### [Goal of the exercise]
Output the data once more, exactly as given.
-=-=-=-=-
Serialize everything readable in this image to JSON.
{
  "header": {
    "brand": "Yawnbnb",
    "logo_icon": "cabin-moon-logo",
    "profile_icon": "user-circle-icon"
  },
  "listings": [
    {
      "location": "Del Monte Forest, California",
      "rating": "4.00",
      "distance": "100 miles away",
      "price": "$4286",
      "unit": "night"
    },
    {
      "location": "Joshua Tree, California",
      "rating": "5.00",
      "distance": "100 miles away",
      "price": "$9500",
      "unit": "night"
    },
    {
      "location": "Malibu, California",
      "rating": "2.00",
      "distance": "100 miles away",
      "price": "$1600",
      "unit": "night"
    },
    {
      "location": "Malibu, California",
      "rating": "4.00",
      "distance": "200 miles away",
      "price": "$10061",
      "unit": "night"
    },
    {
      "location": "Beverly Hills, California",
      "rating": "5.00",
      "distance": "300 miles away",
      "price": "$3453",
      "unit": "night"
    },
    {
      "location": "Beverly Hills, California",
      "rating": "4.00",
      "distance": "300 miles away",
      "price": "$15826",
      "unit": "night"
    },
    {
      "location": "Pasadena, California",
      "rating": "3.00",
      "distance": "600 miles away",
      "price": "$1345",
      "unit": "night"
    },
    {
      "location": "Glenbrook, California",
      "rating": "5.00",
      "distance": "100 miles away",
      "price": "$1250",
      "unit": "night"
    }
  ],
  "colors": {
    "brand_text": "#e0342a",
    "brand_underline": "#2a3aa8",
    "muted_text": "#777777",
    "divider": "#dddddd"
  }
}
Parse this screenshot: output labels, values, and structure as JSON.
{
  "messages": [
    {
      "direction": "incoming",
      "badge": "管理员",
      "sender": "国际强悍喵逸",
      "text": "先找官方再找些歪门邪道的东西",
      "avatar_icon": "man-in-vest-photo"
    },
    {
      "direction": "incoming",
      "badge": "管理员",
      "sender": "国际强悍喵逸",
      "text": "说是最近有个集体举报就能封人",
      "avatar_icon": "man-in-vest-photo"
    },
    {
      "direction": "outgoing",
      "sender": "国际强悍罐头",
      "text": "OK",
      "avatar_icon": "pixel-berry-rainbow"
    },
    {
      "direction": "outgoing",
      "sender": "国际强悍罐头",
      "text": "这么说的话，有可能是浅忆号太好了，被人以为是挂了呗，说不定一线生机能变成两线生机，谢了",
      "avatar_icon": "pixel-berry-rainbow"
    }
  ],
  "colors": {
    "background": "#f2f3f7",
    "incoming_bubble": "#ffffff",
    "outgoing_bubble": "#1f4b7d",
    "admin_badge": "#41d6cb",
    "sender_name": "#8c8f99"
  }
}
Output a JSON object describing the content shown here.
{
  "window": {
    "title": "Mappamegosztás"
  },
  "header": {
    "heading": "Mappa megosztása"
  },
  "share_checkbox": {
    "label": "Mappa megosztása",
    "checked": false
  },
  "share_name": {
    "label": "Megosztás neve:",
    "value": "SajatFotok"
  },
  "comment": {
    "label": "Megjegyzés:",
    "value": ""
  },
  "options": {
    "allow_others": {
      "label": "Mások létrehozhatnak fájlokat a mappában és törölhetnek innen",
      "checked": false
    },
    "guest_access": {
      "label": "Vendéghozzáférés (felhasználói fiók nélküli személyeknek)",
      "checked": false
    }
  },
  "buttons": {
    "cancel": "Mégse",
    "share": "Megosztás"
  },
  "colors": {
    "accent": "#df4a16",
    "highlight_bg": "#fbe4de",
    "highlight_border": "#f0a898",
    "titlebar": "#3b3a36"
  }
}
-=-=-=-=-
### [Written response]
Serialize everything readable in this image to JSON.
{
  "header": {
    "brand": "Yawnbnb",
    "logo_icon": "cabin-moon-logo",
    "profile_icon": "user-circle-icon"
  },
  "listings": [
    {
      "location": "Del Monte Forest, California",
      "rating": "4.00",
      "distance": "100 miles away",
      "price": "$4286",
      "unit": "night"
    },
    {
      "location": "Joshua Tree, California",
      "rating": "5.00",
      "distance": "100 miles away",
      "price": "$9500",
      "unit": "night"
    },
    {
      "location": "Malibu, California",
      "rating": "2.00",
      "distance": "100 miles away",
      "price": "$1600",
      "unit": "night"
    },
    {
      "location": "Malibu, California",
      "rating": "4.00",
      "distance": "200 miles away",
      "price": "$10061",
      "unit": "night"
    },
    {
      "location": "Beverly Hills, California",
      "rating": "5.00",
      "distance": "300 miles away",
      "price": "$3453",
      "unit": "night"
    },
    {
      "location": "Beverly Hills, California",
      "rating": "4.00",
      "distance": "300 miles away",
      "price": "$15826",
      "unit": "night"
    },
    {
      "location": "Pasadena, California",
      "rating": "3.00",
      "distance": "600 miles away",
      "price": "$1345",
      "unit": "night"
    },
    {
      "location": "Glenbrook, California",
      "rating": "5.00",
      "distance": "100 miles away",
      "price": "$1250",
      "unit": "night"
    }
  ],
  "colors": {
    "brand_text": "#e0342a",
    "brand_underline": "#2a3aa8",
    "muted_text": "#777777",
    "divider": "#dddddd"
  }
}
Parse this screenshot: output labels, values, and structure as JSON.
{
  "messages": [
    {
      "direction": "incoming",
      "badge": "管理员",
      "sender": "国际强悍喵逸",
      "text": "先找官方再找些歪门邪道的东西",
      "avatar_icon": "man-in-vest-photo"
    },
    {
      "direction": "incoming",
      "badge": "管理员",
      "sender": "国际强悍喵逸",
      "text": "说是最近有个集体举报就能封人",
      "avatar_icon": "man-in-vest-photo"
    },
    {
      "direction": "outgoing",
      "sender": "国际强悍罐头",
      "text": "OK",
      "avatar_icon": "pixel-berry-rainbow"
    },
    {
      "direction": "outgoing",
      "sender": "国际强悍罐头",
      "text": "这么说的话，有可能是浅忆号太好了，被人以为是挂了呗，说不定一线生机能变成两线生机，谢了",
      "avatar_icon": "pixel-berry-rainbow"
    }
  ],
  "colors": {
    "background": "#f2f3f7",
    "incoming_bubble": "#ffffff",
    "outgoing_bubble": "#1f4b7d",
    "admin_badge": "#41d6cb",
    "sender_name": "#8c8f99"
  }
}
Output a JSON object describing the content shown here.
{
  "window": {
    "title": "Mappamegosztás"
  },
  "header": {
    "heading": "Mappa megosztása"
  },
  "share_checkbox": {
    "label": "Mappa megosztása",
    "checked": false
  },
  "share_name": {
    "label": "Megosztás neve:",
    "value": "SajatFotok"
  },
  "comment": {
    "label": "Megjegyzés:",
    "value": ""
  },
  "options": {
    "allow_others": {
      "label": "Mások létrehozhatnak fájlokat a mappában és törölhetnek innen",
      "checked": false
    },
    "guest_access": {
      "label": "Vendéghozzáférés (felhasználói fiók nélküli személyeknek)",
      "checked": false
    }
  },
  "buttons": {
    "cancel": "Mégse",
    "share": "Megosztás"
  },
  "colors": {
    "accent": "#df4a16",
    "highlight_bg": "#fbe4de",
    "highlight_border": "#f0a898",
    "titlebar": "#3b3a36"
  }
}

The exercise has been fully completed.